Exercise prompt >> Nothing but a number should be returned: the count of lines in the records that contain "UniEMens".

Web page and app entries:
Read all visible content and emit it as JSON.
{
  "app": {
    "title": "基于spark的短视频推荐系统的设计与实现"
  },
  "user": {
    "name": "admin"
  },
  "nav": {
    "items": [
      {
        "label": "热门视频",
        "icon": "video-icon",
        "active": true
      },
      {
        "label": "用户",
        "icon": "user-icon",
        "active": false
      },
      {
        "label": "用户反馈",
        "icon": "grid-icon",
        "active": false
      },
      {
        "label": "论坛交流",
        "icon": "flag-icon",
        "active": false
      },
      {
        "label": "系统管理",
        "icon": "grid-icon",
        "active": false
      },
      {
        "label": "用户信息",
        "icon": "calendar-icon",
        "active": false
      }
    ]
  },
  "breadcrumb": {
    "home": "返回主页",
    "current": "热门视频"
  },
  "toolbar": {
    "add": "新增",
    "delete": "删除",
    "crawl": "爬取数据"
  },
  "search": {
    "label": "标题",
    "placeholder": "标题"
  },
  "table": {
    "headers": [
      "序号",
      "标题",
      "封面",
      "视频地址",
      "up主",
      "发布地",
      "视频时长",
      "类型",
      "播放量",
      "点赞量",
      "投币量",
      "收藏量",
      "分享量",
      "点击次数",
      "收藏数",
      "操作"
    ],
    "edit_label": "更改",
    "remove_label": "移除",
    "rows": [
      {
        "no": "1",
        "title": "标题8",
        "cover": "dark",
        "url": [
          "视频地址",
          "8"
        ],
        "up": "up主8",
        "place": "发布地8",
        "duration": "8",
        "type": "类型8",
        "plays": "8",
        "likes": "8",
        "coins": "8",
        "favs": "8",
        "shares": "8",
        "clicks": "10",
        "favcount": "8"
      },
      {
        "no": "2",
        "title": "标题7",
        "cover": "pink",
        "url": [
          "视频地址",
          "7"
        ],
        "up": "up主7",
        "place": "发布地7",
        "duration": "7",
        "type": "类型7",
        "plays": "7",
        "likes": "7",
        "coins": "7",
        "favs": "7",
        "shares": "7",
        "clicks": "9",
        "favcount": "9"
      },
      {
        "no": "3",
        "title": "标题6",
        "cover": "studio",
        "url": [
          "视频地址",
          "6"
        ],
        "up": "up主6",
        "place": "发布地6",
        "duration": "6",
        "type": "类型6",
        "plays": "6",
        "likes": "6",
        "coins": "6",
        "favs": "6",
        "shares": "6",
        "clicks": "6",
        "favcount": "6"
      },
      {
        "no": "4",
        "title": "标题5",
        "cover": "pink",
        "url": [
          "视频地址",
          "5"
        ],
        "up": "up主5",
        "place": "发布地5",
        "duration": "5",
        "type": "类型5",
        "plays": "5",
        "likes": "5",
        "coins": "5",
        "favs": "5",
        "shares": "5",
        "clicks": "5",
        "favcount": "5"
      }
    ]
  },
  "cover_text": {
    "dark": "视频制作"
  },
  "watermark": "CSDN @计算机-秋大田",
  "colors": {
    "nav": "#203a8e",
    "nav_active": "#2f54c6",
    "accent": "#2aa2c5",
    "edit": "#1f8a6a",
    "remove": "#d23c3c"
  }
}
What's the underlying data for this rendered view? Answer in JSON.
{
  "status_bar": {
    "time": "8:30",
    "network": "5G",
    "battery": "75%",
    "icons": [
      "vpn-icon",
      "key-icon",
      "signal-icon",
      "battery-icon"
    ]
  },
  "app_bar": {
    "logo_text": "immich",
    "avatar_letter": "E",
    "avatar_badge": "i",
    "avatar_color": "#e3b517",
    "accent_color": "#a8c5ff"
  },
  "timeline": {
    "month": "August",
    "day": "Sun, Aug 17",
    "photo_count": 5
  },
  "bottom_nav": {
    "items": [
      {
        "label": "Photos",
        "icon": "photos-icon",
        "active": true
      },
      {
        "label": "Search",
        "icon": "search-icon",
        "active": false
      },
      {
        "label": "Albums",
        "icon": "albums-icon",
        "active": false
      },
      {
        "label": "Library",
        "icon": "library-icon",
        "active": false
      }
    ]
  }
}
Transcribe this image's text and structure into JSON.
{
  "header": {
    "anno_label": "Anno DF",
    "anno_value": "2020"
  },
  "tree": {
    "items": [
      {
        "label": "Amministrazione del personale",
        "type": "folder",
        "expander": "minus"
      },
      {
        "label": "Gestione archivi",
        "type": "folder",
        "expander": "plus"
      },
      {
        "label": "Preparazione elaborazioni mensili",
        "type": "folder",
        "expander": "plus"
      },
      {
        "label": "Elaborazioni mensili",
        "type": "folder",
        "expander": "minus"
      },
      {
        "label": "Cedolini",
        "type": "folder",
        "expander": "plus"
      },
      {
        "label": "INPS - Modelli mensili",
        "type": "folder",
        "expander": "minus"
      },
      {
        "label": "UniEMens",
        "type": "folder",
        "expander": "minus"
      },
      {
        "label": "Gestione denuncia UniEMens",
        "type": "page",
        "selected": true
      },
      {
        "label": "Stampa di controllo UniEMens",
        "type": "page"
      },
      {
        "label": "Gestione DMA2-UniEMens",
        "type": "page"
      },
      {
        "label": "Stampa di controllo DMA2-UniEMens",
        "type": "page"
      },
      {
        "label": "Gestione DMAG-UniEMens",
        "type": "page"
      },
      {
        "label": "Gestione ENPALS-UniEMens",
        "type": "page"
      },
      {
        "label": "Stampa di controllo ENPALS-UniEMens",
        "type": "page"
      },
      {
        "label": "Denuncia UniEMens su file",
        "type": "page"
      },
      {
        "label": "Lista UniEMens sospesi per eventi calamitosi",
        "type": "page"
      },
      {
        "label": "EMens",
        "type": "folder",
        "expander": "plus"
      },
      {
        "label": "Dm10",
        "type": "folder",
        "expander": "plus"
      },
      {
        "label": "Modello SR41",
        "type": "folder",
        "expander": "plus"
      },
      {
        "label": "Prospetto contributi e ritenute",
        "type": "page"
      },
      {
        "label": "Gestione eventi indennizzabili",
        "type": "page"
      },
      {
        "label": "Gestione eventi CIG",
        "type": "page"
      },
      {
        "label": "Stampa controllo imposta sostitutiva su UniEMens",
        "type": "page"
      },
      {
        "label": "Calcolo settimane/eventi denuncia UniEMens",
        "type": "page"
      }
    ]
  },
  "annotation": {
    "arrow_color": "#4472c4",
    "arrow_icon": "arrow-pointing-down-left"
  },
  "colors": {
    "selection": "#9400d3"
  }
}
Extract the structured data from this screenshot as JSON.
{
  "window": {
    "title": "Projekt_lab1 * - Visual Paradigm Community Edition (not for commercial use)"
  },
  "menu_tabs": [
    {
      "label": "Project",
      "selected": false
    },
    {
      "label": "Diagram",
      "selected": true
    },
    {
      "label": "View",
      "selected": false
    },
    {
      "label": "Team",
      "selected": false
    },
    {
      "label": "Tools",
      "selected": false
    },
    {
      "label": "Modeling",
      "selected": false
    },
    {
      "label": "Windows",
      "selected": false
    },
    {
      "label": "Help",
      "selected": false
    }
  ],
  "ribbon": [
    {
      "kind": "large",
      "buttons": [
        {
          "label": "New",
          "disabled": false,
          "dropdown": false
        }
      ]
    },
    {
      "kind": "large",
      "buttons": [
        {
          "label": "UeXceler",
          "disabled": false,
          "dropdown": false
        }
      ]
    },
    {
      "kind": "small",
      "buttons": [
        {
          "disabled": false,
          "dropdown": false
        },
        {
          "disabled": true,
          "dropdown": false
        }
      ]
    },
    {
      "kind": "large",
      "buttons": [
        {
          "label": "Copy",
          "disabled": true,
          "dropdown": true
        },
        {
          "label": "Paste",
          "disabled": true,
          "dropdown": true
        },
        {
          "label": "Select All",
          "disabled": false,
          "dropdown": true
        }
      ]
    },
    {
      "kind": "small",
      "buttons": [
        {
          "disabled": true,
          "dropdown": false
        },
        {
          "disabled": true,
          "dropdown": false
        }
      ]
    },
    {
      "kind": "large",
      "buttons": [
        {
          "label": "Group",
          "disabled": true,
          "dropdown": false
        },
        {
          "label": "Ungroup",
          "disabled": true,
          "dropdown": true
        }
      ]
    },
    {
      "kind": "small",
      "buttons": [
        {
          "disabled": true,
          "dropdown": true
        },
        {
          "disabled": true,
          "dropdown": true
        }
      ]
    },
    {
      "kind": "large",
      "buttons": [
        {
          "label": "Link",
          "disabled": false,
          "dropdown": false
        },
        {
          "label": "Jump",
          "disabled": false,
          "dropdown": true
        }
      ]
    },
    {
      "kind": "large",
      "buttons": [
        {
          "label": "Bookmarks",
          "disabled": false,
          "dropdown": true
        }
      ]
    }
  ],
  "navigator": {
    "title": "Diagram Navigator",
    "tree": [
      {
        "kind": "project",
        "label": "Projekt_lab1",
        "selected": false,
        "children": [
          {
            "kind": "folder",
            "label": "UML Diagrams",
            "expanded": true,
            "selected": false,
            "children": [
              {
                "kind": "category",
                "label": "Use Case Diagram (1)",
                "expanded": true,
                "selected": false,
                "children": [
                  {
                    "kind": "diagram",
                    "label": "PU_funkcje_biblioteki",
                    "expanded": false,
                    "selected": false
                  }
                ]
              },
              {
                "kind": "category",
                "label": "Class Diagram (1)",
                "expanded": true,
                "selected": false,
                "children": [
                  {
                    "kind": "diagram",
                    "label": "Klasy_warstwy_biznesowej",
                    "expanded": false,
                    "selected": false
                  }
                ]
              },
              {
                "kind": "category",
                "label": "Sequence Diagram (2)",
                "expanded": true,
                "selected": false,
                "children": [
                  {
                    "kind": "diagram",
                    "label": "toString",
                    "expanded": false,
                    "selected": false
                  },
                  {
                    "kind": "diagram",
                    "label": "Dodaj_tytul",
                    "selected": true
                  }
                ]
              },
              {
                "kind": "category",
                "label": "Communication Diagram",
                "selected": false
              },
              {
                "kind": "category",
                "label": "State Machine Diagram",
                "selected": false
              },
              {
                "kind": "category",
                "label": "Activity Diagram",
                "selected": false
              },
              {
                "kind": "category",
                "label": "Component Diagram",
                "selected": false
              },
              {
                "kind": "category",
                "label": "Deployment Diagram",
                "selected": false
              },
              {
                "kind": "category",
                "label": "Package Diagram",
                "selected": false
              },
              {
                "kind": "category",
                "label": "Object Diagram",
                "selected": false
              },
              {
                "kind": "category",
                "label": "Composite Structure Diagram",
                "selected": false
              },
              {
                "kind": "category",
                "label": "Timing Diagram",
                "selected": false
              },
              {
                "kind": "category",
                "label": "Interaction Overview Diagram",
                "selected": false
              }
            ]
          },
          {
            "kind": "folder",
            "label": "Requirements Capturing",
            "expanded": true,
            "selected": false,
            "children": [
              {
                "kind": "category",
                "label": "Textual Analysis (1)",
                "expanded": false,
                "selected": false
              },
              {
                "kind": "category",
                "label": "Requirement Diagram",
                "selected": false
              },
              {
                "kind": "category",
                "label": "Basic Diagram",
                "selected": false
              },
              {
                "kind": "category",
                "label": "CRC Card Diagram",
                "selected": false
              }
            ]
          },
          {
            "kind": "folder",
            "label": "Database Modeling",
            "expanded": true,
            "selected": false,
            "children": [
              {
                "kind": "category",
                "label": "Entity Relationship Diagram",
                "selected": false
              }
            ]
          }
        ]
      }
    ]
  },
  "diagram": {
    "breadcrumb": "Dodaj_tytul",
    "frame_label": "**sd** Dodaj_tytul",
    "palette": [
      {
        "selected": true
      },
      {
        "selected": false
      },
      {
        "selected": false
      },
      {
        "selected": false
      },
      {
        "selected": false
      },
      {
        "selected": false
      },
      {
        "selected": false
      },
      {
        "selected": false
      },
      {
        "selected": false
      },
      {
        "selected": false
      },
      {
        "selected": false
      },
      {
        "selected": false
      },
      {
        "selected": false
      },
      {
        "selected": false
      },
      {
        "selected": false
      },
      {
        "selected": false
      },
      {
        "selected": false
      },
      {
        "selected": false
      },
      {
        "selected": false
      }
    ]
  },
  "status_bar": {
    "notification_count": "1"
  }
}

Answer area >> 12